Inclusive Excellence Statement
The disturbing video of the death of George Floyd and the resulting demonstrations across this country is sadly another stark reminder of our continuing national failure to address issues of racial injustice. Racism remains a dominant force in the United States. The jarring images of George Floyd’s last moments coupled with the senseless deaths of Ahmaud Arbery and Breonna Taylor, are a reminder of racism’s continuing grip on this country. The horrifying video images from Minneapolis have been seared into our collective memory and remind us that we have work to do to end this scourge of systemic racism.
In order to confront racism and finally move to an authentically just society requires all of us to take ownership and responsibility in its eradication. In this regard, we must not be afraid to confront our own complicity in our silence, and we must be willing to confront manifestations of racism wherever it emerges. Living with a horrible pandemic in our midst that has taken over 100,000 lives - with a disproportionate impact on communities of color - creates a new sense of urgency for us to address these systemic issues of racial inequities and injustice. The display of social unrest in the U.S. and around the world demonstrates the critical nature of racial injustice, and how it affects each of us in a real way.

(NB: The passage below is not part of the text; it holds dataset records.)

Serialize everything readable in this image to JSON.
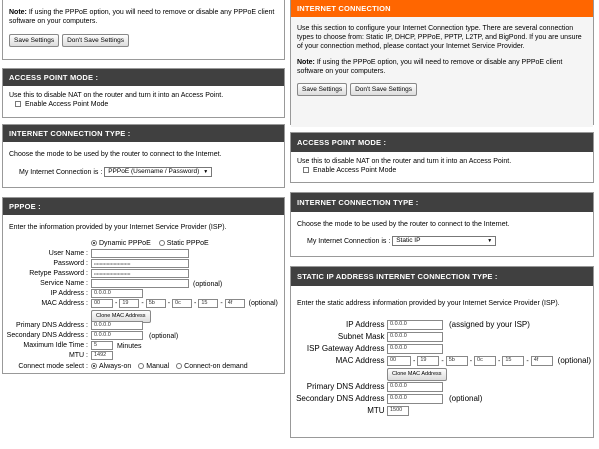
{
  "left": {
    "top_panel": {
      "note_label": "Note:",
      "note_text": "If using the PPPoE option, you will need to remove or disable any PPPoE client software on your computers.",
      "save_label": "Save Settings",
      "dont_save_label": "Don't Save Settings"
    },
    "ap_mode": {
      "header": "ACCESS POINT MODE :",
      "desc": "Use this to disable NAT on the router and turn it into an Access Point.",
      "checkbox_label": "Enable Access Point Mode"
    },
    "conn_type": {
      "header": "INTERNET CONNECTION TYPE :",
      "desc": "Choose the mode to be used by the router to connect to the Internet.",
      "select_label": "My Internet Connection is :",
      "select_value": "PPPoE (Username / Password)"
    },
    "pppoe": {
      "header": "PPPOE :",
      "desc": "Enter the information provided by your Internet Service Provider (ISP).",
      "dynamic_label": "Dynamic PPPoE",
      "static_label": "Static PPPoE",
      "username_label": "User Name :",
      "password_label": "Password :",
      "password_value": "••••••••••••••••••••••••••",
      "retype_label": "Retype Password :",
      "retype_value": "••••••••••••••••••••••••••",
      "service_label": "Service Name :",
      "optional": "(optional)",
      "ip_label": "IP Address :",
      "ip_value": "0.0.0.0",
      "mac_label": "MAC Address :",
      "mac": [
        "00",
        "19",
        "5b",
        "0c",
        "15",
        "4f"
      ],
      "clone_label": "Clone MAC Address",
      "pdns_label": "Primary DNS Address :",
      "pdns_value": "0.0.0.0",
      "sdns_label": "Secondary DNS Address :",
      "sdns_value": "0.0.0.0",
      "idle_label": "Maximum Idle Time :",
      "idle_value": "5",
      "idle_unit": "Minutes",
      "mtu_label": "MTU :",
      "mtu_value": "1492",
      "connect_label": "Connect mode select :",
      "always_on": "Always-on",
      "manual": "Manual",
      "on_demand": "Connect-on demand"
    }
  },
  "right": {
    "internet_conn": {
      "header": "INTERNET CONNECTION",
      "desc": "Use this section to configure your Internet Connection type. There are several connection types to choose from: Static IP, DHCP, PPPoE, PPTP, L2TP, and BigPond. If you are unsure of your connection method, please contact your Internet Service Provider.",
      "note_label": "Note:",
      "note_text": "If using the PPPoE option, you will need to remove or disable any PPPoE client software on your computers.",
      "save_label": "Save Settings",
      "dont_save_label": "Don't Save Settings"
    },
    "ap_mode": {
      "header": "ACCESS POINT MODE :",
      "desc": "Use this to disable NAT on the router and turn it into an Access Point.",
      "checkbox_label": "Enable Access Point Mode"
    },
    "conn_type": {
      "header": "INTERNET CONNECTION TYPE :",
      "desc": "Choose the mode to be used by the router to connect to the Internet.",
      "select_label": "My Internet Connection is :",
      "select_value": "Static IP"
    },
    "static_ip": {
      "header": "STATIC IP ADDRESS INTERNET CONNECTION TYPE :",
      "desc": "Enter the static address information provided by your Internet Service Provider (ISP).",
      "ip_label": "IP Address :",
      "ip_value": "0.0.0.0",
      "ip_note": "(assigned by your ISP)",
      "mask_label": "Subnet Mask :",
      "mask_value": "0.0.0.0",
      "gw_label": "ISP Gateway Address :",
      "gw_value": "0.0.0.0",
      "mac_label": "MAC Address :",
      "mac": [
        "00",
        "19",
        "5b",
        "0c",
        "15",
        "4f"
      ],
      "optional": "(optional)",
      "clone_label": "Clone MAC Address",
      "pdns_label": "Primary DNS Address :",
      "pdns_value": "0.0.0.0",
      "sdns_label": "Secondary DNS Address :",
      "sdns_value": "0.0.0.0",
      "mtu_label": "MTU :",
      "mtu_value": "1500"
    }
  },
  "colors": {
    "header_dark": "#404040",
    "header_orange": "#ff6600"
  }
}
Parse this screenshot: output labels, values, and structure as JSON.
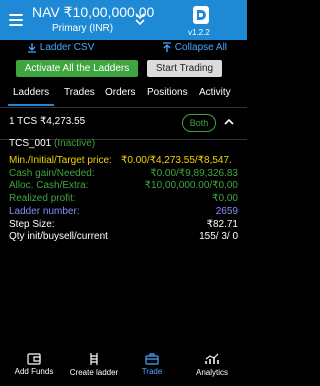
{
  "header": {
    "nav_title": "NAV ₹10,00,000.00",
    "nav_subtitle": "Primary (INR)",
    "version": "v1.2.2"
  },
  "actions": {
    "ladder_csv": "Ladder CSV",
    "collapse_all": "Collapse All",
    "activate_all": "Activate All the Ladders",
    "start_trading": "Start Trading"
  },
  "tabs": [
    {
      "label": "Ladders"
    },
    {
      "label": "Trades"
    },
    {
      "label": "Orders"
    },
    {
      "label": "Positions"
    },
    {
      "label": "Activity"
    }
  ],
  "stock": {
    "title": "1 TCS ₹4,273.55",
    "mode": "Both",
    "instrument": "TCS_001",
    "status": "(Inactive)"
  },
  "details": {
    "target_price_label": "Min./Initial/Target price:",
    "target_price_value": "₹0.00/₹4,273.55/₹8,547.",
    "cash_gain_label": "Cash gain/Needed:",
    "cash_gain_value": "₹0.00/₹9,89,326.83",
    "alloc_cash_label": "Alloc. Cash/Extra:",
    "alloc_cash_value": "₹10,00,000.00/₹0.00",
    "realized_profit_label": "Realized profit:",
    "realized_profit_value": "₹0.00",
    "ladder_number_label": "Ladder number:",
    "ladder_number_value": "2659",
    "step_size_label": "Step Size:",
    "step_size_value": "₹82.71",
    "qty_label": "Qty init/buysell/current",
    "qty_value": "155/ 3/ 0"
  },
  "bottom_nav": [
    {
      "label": "Add Funds"
    },
    {
      "label": "Create ladder"
    },
    {
      "label": "Trade"
    },
    {
      "label": "Analytics"
    }
  ],
  "colors": {
    "accent": "#1e8ad6",
    "green": "#3fa63f",
    "yellow": "#f2d600",
    "label_blue": "#8a8cff"
  }
}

Our task at CSUMB is to meet the ideas expressed in our founding mission statement. As President Ochoa points out in his statement, the founders of this university expressed a commitment to producing graduates that will have “the social responsibility and skills to be community builders.” To erase the scourge of systemic racism requires that we are fully committed to providing our students with the capacity and commitment to be community builders and leaders in moving this society to a new day, a day in which the killing of an unarmed Black man by a member of law enforcement would be a disturbing relic of our past. These times also call for each of us within the CSUMB campus community to model the type of university community where everyone is valued, respected and fully engaged in the life of CSUMB.
To help our university community move forward, we should start accessing resources to help us understand the nature and scope of the racism we face in this country. On Friday, June 5, 2020, 12:00 – 1:30 pm, the Building Community Through Dialogue (BTCD) Co-Op will facilitate a voluntary roundtable discussion for those who want to discuss the recent events in a safe/brave space. Information on the BCTD discussion will be made available to the community in the coming days. This upcoming academic year, the President’s Committee on Equity and Inclusion (PCEI) will make Ibram Kendi’s How to Be an Antiracist book part of an ongoing university-wide discussion and will sponsor related activities to the book. The Office of Inclusive Excellence (OIE) will offer its Diversity Learning Series virtually in the fall; we will also be expanding our offerings to provide a forum for broader discussions and presentations on issues related to systemic racism. Both the OIE and PCEI stand ready to partner and support any member of the university community who wants to sponsor programs and activities that help us as we move forward, addressing the issue of systemic racism.
During these times, I am reminded of James Baldwin’s Letter to My Nephew. In the essay, Baldwin addresses the burden that African Americans have carried in a country that has never seen them as equals. Baldwin says, “Please try to remember that what they believe, as well as what they do and cause you to endure, does not testify to your inferiority, but to their inhumanity and fear.” The law enforcement officer who took George Floyd’s life displayed his inhumanity when he ignored Mr. Floyd’s pleas and continued to suffocate the life out of him. While we don’t know the police officer’s motives for his treatment of George Floyd, we must reject the callous disregard for human life, Black lives in particular, with every ounce of humanity we possess. We must actively embrace the belief that we are all equally endowed with the right to life, liberty, and the pursuit of happiness. It is far beyond time for us to finally live up to that founding ideal.
I appreciate the support of the President and Cabinet in this statement and in the work of OIE and PCEI. I wish all of us peace and safety during these very troubling times. We must and will do the seriously hard work to make the change that gives us a better world, in which we can all be proud. It will not be easy, but it will be necessary.
Associate Vice President, Inclusive Excellence